Tony Fitzjohn is a legend in East Africa. Only a rare few have had feature films telling their story and he is one. ‘To Walk With Lions’ documented his early days with George Adamson in Kenya and his move to Mkomazi. He knows black rhinos well and knows this one particularly well. This proved to be of critical importance in predetermining the position of the camera relative to the watering hole (over the years much of my work with rhinos has involved the calculating use of watering holes). Without him, I had no chance of taking this image and I am so grateful for his advice and support.
Tanzania has a shocking history of tolerance to poaching and since the 1970’s, the rhinoceros population has fallen from 3000 to just 90. Only recently has this troubled country be- come more progressive in conservation, but it may well be too late.
So this image is rare at two levels. Firstly, it depicts one of the 90 remaining black rhinos in the country and how spiritually uplifting to have captured him in seemingly the very best of form. Secondly it does this with a spectacularly rare angle of view.
This image is called ‘The Departed’ to honour the 99% of rhinos in Tanzania that have indeed Departed, just as in the Oscar winning film with the same title – very few are left at the end to tell the story. What a dreadful legacy of our tenancy of this planet and only a few men like Tony can possibly save the rhinoceros from extinction in Tanzania.
DAVID YARROW BIOGRAPHY:
Born Glasgow, Scotland in 1966., David Yarrow took up photography at an early age and as a 20-year-old found himself working as a photographer for The London Times on the pitch at the World Cup Final in Mexico City. On that day, David took the famous picture of Diego Maradona holding the World Cup and, as a result, he was subsequently asked to cover the Olympics and numerous other sporting events.

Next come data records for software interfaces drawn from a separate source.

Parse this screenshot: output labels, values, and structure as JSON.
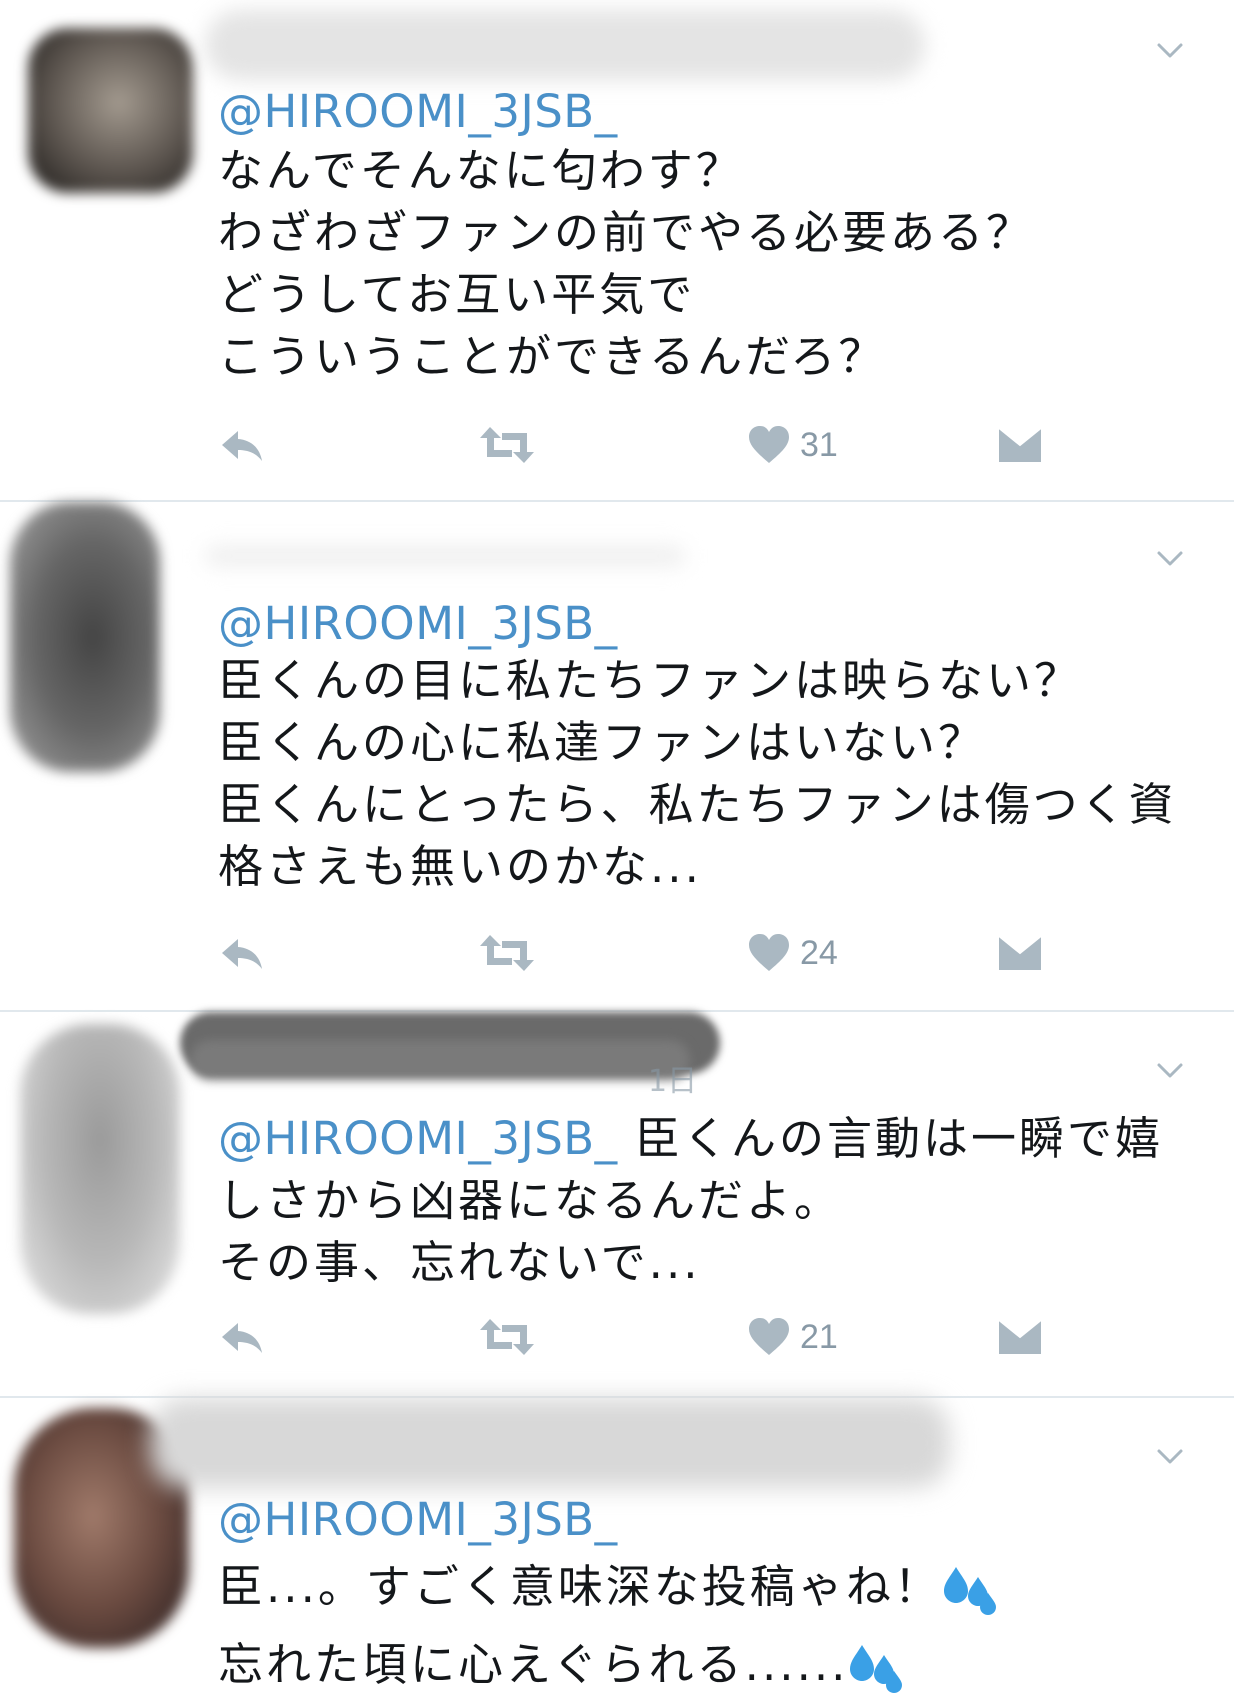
{
  "tweets": [
    {
      "handle": "@HIROOMI_3JSB_",
      "lines": [
        "なんでそんなに匂わす？",
        "わざわざファンの前でやる必要ある？",
        "どうしてお互い平気で",
        "こういうことができるんだろ？"
      ],
      "like_count": "31"
    },
    {
      "handle": "@HIROOMI_3JSB_",
      "lines": [
        "臣くんの目に私たちファンは映らない？",
        "臣くんの心に私達ファンはいない？",
        "臣くんにとったら、私たちファンは傷つく資",
        "格さえも無いのかな..."
      ],
      "like_count": "24"
    },
    {
      "handle": "@HIROOMI_3JSB_",
      "first_line_rest": " 臣くんの言動は一瞬で嬉",
      "lines": [
        "しさから凶器になるんだよ。",
        "その事、忘れないで..."
      ],
      "like_count": "21",
      "meta_partial": "1日"
    },
    {
      "handle": "@HIROOMI_3JSB_",
      "line1": "臣...。すごく意味深な投稿ゃね！",
      "line2": "忘れた頃に心えぐられる......"
    }
  ],
  "icons": {
    "reply": "reply-icon",
    "retweet": "retweet-icon",
    "like": "heart-icon",
    "dm": "envelope-icon",
    "more": "chevron-down-icon",
    "sweat": "sweat-droplets-icon"
  },
  "colors": {
    "handle": "#4a90c8",
    "text": "#14171a",
    "icon": "#aab8c2",
    "divider": "#e1e8ed"
  }
}
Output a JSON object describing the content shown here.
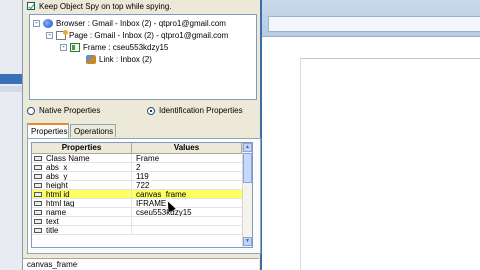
{
  "spy_dialog": {
    "keep_on_top_label": "Keep Object Spy on top while spying.",
    "tree": [
      {
        "label": "Browser : Gmail - Inbox (2) - qtpro1@gmail.com",
        "icon": "browser-icon",
        "expander": "-"
      },
      {
        "label": "Page : Gmail - Inbox (2) - qtpro1@gmail.com",
        "icon": "page-icon",
        "expander": "-"
      },
      {
        "label": "Frame : cseu553kdzy15",
        "icon": "frame-icon",
        "expander": "-"
      },
      {
        "label": "Link : Inbox (2)",
        "icon": "link-icon",
        "expander": ""
      }
    ],
    "radios": {
      "native_label": "Native Properties",
      "identification_label": "Identification Properties",
      "selected": "Identification Properties"
    },
    "tabs": [
      "Properties",
      "Operations"
    ],
    "active_tab": "Properties",
    "grid": {
      "headers": [
        "Properties",
        "Values"
      ],
      "rows": [
        {
          "name": "Class Name",
          "value": "Frame"
        },
        {
          "name": "abs_x",
          "value": "2"
        },
        {
          "name": "abs_y",
          "value": "119"
        },
        {
          "name": "height",
          "value": "722"
        },
        {
          "name": "html id",
          "value": "canvas_frame"
        },
        {
          "name": "html tag",
          "value": "IFRAME"
        },
        {
          "name": "name",
          "value": "cseu553kdzy15"
        },
        {
          "name": "text",
          "value": ""
        },
        {
          "name": "title",
          "value": ""
        }
      ],
      "selected_row": "html id"
    },
    "status_text": "canvas_frame"
  },
  "colors": {
    "dialog_bg": "#ece9d8",
    "selection_highlight": "#ffff60",
    "tab_accent": "#e68b2c"
  }
}
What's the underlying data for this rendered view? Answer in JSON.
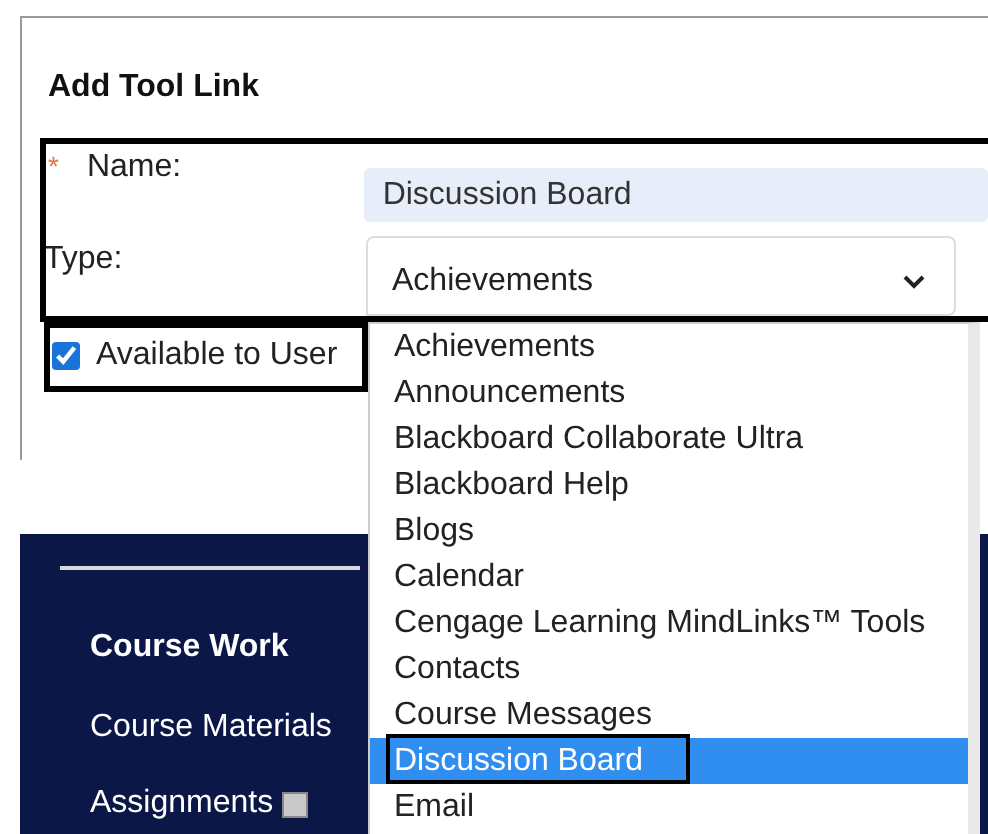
{
  "dialog": {
    "title": "Add Tool Link",
    "name_field": {
      "label": "Name:",
      "required_mark": "*",
      "value": "Discussion Board"
    },
    "type_field": {
      "label": "Type:",
      "value": "Achievements",
      "expanded": true
    },
    "available": {
      "label": "Available to User",
      "checked": true
    }
  },
  "type_options": [
    {
      "label": "Achievements",
      "selected": false
    },
    {
      "label": "Announcements",
      "selected": false
    },
    {
      "label": "Blackboard Collaborate Ultra",
      "selected": false
    },
    {
      "label": "Blackboard Help",
      "selected": false
    },
    {
      "label": "Blogs",
      "selected": false
    },
    {
      "label": "Calendar",
      "selected": false
    },
    {
      "label": "Cengage Learning MindLinks™ Tools",
      "selected": false
    },
    {
      "label": "Contacts",
      "selected": false
    },
    {
      "label": "Course Messages",
      "selected": false
    },
    {
      "label": "Discussion Board",
      "selected": true
    },
    {
      "label": "Email",
      "selected": false
    }
  ],
  "sidebar": {
    "items": [
      {
        "label": "Course Work",
        "kind": "heading"
      },
      {
        "label": "Course Materials",
        "kind": "link"
      },
      {
        "label": "Assignments",
        "kind": "link-icon"
      }
    ]
  }
}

Yarrow’s evocative and immersive photography of life on earth is most distinctive and it has earned him an ever growing following among collectors. He has firmly established himself as one of the bestselling fine art photographers in the world, with the limited edition prints regularly selling at over $70,000 and with recent work selling in the six figures at auction.
At the Sotheby’s photography auction in London in May 2017, Yarrow’s iconic image from South Sudan – MANKIND – was sold for $75,000, the highest of the 100 lots in the show. In April of 2018 year David’s image “The Wolf of Main Street” sold for $100,000 and was the highest bid for piece by a living photographer. Most recently “78 Degrees North” went for an even more impressive $110,000.
In 2016, Rizzoli New York published Yarrow’s latest book – Wild Encounters – with a foreword written by HRH The Duke of Cambridge (Prince William). The book was awarded “Art Book of 2017” by Amazon and has already sold out a second print run. All Yarrow’s royalties from the book continue to be donated to Tusk, the leading British NGO that focuses on animal conservation in Africa.
Philanthropy and conservation are central to David Yarrow’s passion to document the animal and human world in a fresh and creative way. In 2019 charitable donations from the sale of David’s images exceeded $2.5 million.
David Yarrow is brand ambassador for Land Rover and UBS Bank; he is European ambassador for Nikon Camera. In December 2017 he shot Tag Heuer LVMH’s latest “Don’t Crack Under Pressure” campaign with model and actress Cara Delevingne. In January 2019, David collaborated with American icon Cindy Crawford.
In September 2019, Rizzoli published Yarrow's 368 page photography monograph, showcasing 150 of David’s strongest images from the past two years. The book features a foreword written by global NFL star Tom Brady and an afterword written by American cultural icon Cindy Crawford. All royalties from this book will be donated to conservation charities Tusk, in the UK and WildAid, in the US.